Discount carrier AirTran Airways fired the first volley of the summer airfare wars this week, causing bigger rivals to match prices at a time when they would rather raise them.
DALLAS - Discount carrier AirTran Airways fired the first volley of the summer airfare wars this week, causing bigger rivals to match prices at a time when they would rather raise them.
The sale that AirTran started - set to end last night - included some seats on a few short trips as cheap as $44 each way, not including taxes and fees. What really made the sale stand out was its duration, covering travel from March 19 until Nov. 16.
Other carriers were forced to match on routes where they compete with AirTran or risk losing many passengers to their low-cost rival. Among those matching AirTran's sale were Delta, American, United, Continental, and US Airways. Those sales too were set to expire last night.
"It's very rare that we see a 200-day sale - that we get to buy that far out into the future," said Tom Parsons, chief executive officer of travel Web site BestFares.com.
The length of the AirTran promotion is important for other airlines because it means they were forced to sell seats for the peak summer travel period cheaply.
Airlines have seasonal clocks when it comes to revenue: They try to make enough money in the summer to last through the winter.

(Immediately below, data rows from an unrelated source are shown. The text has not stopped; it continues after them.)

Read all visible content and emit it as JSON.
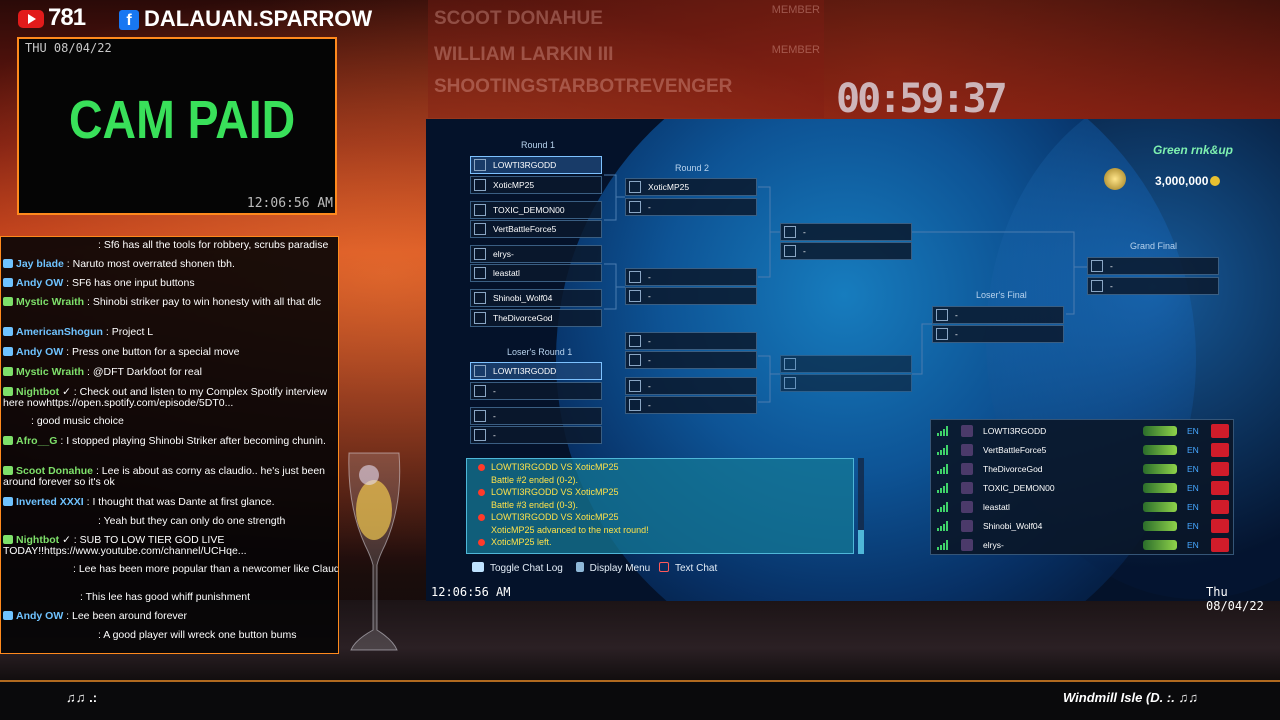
{
  "stats": {
    "youtube_count": "781",
    "facebook_name": "DALAUAN.SPARROW"
  },
  "cam": {
    "date": "THU 08/04/22",
    "label": "CAM PAID",
    "time": "12:06:56 AM"
  },
  "chat": [
    {
      "user": "",
      "text": ": Sf6 has all the tools for robbery, scrubs paradise",
      "color": "#ffffff"
    },
    {
      "user": "Jay blade",
      "text": ": Naruto most overrated shonen tbh.",
      "color": "#6fc3ff"
    },
    {
      "user": "Andy OW",
      "text": ": SF6 has one input buttons",
      "color": "#6fc3ff"
    },
    {
      "user": "Mystic Wraith",
      "text": ": Shinobi striker pay to win honesty with all that dlc",
      "color": "#7ee06a"
    },
    {
      "user": "AmericanShogun",
      "text": ": Project L",
      "color": "#6fc3ff"
    },
    {
      "user": "Andy OW",
      "text": ": Press one button for a special move",
      "color": "#6fc3ff"
    },
    {
      "user": "Mystic Wraith",
      "text": ": @DFT Darkfoot for real",
      "color": "#7ee06a"
    },
    {
      "user": "Nightbot",
      "text": "✓ : Check out and listen to my Complex Spotify interview here nowhttps://open.spotify.com/episode/5DT0...",
      "color": "#7ee06a"
    },
    {
      "user": "",
      "text": ": good music choice",
      "color": "#ffffff"
    },
    {
      "user": "Afro__G",
      "text": ": I stopped playing Shinobi Striker after becoming chunin.",
      "color": "#7ee06a"
    },
    {
      "user": "Scoot Donahue",
      "text": ": Lee is about as corny as claudio.. he's just been around forever so it's ok",
      "color": "#7ee06a"
    },
    {
      "user": "Inverted XXXI",
      "text": ": I thought that was Dante at first glance.",
      "color": "#6fc3ff"
    },
    {
      "user": "",
      "text": ": Yeah but they can only do one strength",
      "color": "#ffffff"
    },
    {
      "user": "Nightbot",
      "text": "✓ : SUB TO LOW TIER GOD LIVE TODAY!!https://www.youtube.com/channel/UCHqe...",
      "color": "#7ee06a"
    },
    {
      "user": "",
      "text": ": Lee has been more popular than a newcomer like Claudio",
      "color": "#ffffff"
    },
    {
      "user": "",
      "text": ": This lee has good whiff punishment",
      "color": "#ffffff"
    },
    {
      "user": "Andy OW",
      "text": ": Lee been around forever",
      "color": "#6fc3ff"
    },
    {
      "user": "",
      "text": ": A good player will wreck one button bums",
      "color": "#ffffff"
    }
  ],
  "ghost_list": [
    {
      "name": "SCOOT DONAHUE",
      "tag": "MEMBER"
    },
    {
      "name": "WILLIAM LARKIN III",
      "tag": "MEMBER"
    },
    {
      "name": "SHOOTINGSTARBOTREVENGER",
      "tag": ""
    }
  ],
  "timer": "00:59:37",
  "bracket": {
    "round1": "Round 1",
    "round2": "Round 2",
    "losers_round1": "Loser's Round 1",
    "losers_final": "Loser's Final",
    "grand_final": "Grand Final",
    "slots_round1": [
      "LOWTI3RGODD",
      "XoticMP25",
      "TOXIC_DEMON00",
      "VertBattleForce5",
      "elrys-",
      "leastatl",
      "Shinobi_Wolf04",
      "TheDivorceGod"
    ],
    "slot_round2_1": "XoticMP25",
    "slot_losers1_1": "LOWTI3RGODD",
    "empty": "-"
  },
  "prize": {
    "label": "Green rnk&up",
    "value": "3,000,000"
  },
  "log": [
    {
      "text": "LOWTI3RGODD VS XoticMP25",
      "dot": true
    },
    {
      "text": "Battle #2 ended (0-2).",
      "dot": false
    },
    {
      "text": "LOWTI3RGODD VS XoticMP25",
      "dot": true
    },
    {
      "text": "Battle #3 ended (0-3).",
      "dot": false
    },
    {
      "text": "LOWTI3RGODD VS XoticMP25",
      "dot": true
    },
    {
      "text": "XoticMP25 advanced to the next round!",
      "dot": false
    },
    {
      "text": "XoticMP25 left.",
      "dot": true
    }
  ],
  "hints": {
    "chat_log": "Toggle Chat Log",
    "display_menu": "Display Menu",
    "text_chat": "Text Chat"
  },
  "screen": {
    "time": "12:06:56 AM",
    "date": "Thu 08/04/22"
  },
  "players": [
    {
      "name": "LOWTI3RGODD",
      "lang": "EN"
    },
    {
      "name": "VertBattleForce5",
      "lang": "EN"
    },
    {
      "name": "TheDivorceGod",
      "lang": "EN"
    },
    {
      "name": "TOXIC_DEMON00",
      "lang": "EN"
    },
    {
      "name": "leastatl",
      "lang": "EN"
    },
    {
      "name": "Shinobi_Wolf04",
      "lang": "EN"
    },
    {
      "name": "elrys-",
      "lang": "EN"
    }
  ],
  "ticker": {
    "left": "♫♫ .:",
    "right": "Windmill Isle (D. :. ♫♫"
  }
}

Analysts expect five of the six largest U.S. airlines to lose money in the first quarter of 2010, with only Southwest forecast to make a profit. But in the second and third quarters, each of which includes part of the summer travel season, analysts think all six will make money.